(Beginning of Records to use)

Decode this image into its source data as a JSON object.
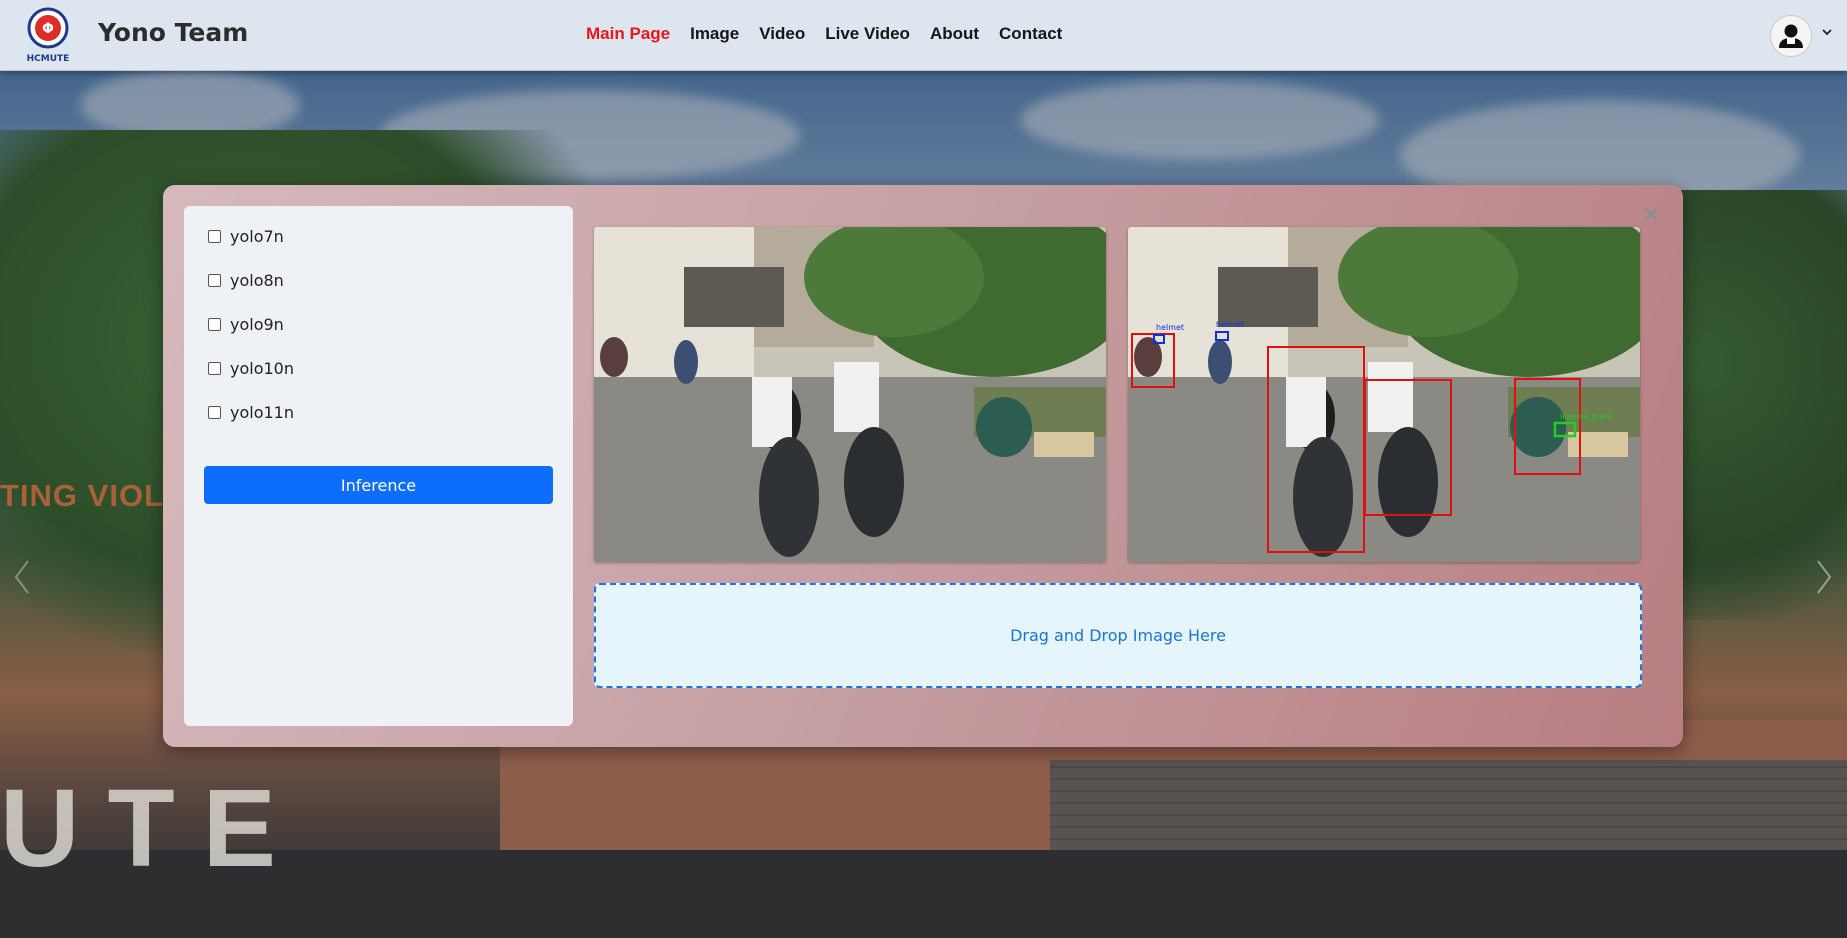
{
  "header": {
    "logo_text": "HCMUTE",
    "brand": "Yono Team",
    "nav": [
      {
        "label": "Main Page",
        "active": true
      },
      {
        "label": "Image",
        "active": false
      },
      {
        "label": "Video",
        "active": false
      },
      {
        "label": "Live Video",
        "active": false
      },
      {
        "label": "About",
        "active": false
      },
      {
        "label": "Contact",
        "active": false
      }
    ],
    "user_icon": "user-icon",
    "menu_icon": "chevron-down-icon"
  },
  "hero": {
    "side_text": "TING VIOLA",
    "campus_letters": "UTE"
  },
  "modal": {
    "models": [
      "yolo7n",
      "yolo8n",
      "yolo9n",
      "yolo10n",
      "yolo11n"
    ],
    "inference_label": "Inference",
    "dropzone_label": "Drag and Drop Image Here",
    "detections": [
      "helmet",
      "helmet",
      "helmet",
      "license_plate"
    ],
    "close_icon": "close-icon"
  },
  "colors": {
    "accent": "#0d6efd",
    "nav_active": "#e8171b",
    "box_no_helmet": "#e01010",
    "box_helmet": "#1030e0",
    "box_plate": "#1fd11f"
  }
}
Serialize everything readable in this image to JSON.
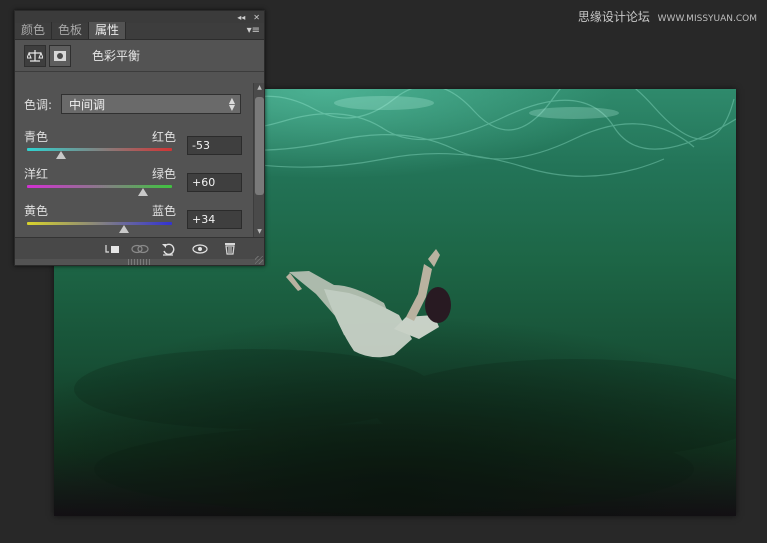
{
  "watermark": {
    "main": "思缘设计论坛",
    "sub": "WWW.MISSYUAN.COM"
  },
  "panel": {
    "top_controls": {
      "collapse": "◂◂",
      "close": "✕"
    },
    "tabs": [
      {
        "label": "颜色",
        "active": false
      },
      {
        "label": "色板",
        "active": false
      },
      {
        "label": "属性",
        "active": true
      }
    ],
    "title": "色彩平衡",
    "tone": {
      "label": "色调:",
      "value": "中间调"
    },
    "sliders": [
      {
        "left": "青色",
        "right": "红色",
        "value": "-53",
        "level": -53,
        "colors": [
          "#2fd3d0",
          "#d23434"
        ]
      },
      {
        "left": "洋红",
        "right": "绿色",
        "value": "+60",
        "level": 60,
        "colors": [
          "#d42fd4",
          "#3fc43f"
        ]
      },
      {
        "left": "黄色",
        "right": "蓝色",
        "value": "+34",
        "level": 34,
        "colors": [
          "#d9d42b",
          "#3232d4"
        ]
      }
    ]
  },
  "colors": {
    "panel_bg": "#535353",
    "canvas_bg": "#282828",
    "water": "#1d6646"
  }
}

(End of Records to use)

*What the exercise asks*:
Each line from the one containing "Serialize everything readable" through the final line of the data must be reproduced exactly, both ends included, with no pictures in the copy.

*Solution to this task*:
Serialize everything readable in this image to JSON.
{
  "watermark": {
    "main": "思缘设计论坛",
    "sub": "WWW.MISSYUAN.COM"
  },
  "panel": {
    "top_controls": {
      "collapse": "◂◂",
      "close": "✕"
    },
    "tabs": [
      {
        "label": "颜色",
        "active": false
      },
      {
        "label": "色板",
        "active": false
      },
      {
        "label": "属性",
        "active": true
      }
    ],
    "title": "色彩平衡",
    "tone": {
      "label": "色调:",
      "value": "中间调"
    },
    "sliders": [
      {
        "left": "青色",
        "right": "红色",
        "value": "-53",
        "level": -53,
        "colors": [
          "#2fd3d0",
          "#d23434"
        ]
      },
      {
        "left": "洋红",
        "right": "绿色",
        "value": "+60",
        "level": 60,
        "colors": [
          "#d42fd4",
          "#3fc43f"
        ]
      },
      {
        "left": "黄色",
        "right": "蓝色",
        "value": "+34",
        "level": 34,
        "colors": [
          "#d9d42b",
          "#3232d4"
        ]
      }
    ]
  },
  "colors": {
    "panel_bg": "#535353",
    "canvas_bg": "#282828",
    "water": "#1d6646"
  }
}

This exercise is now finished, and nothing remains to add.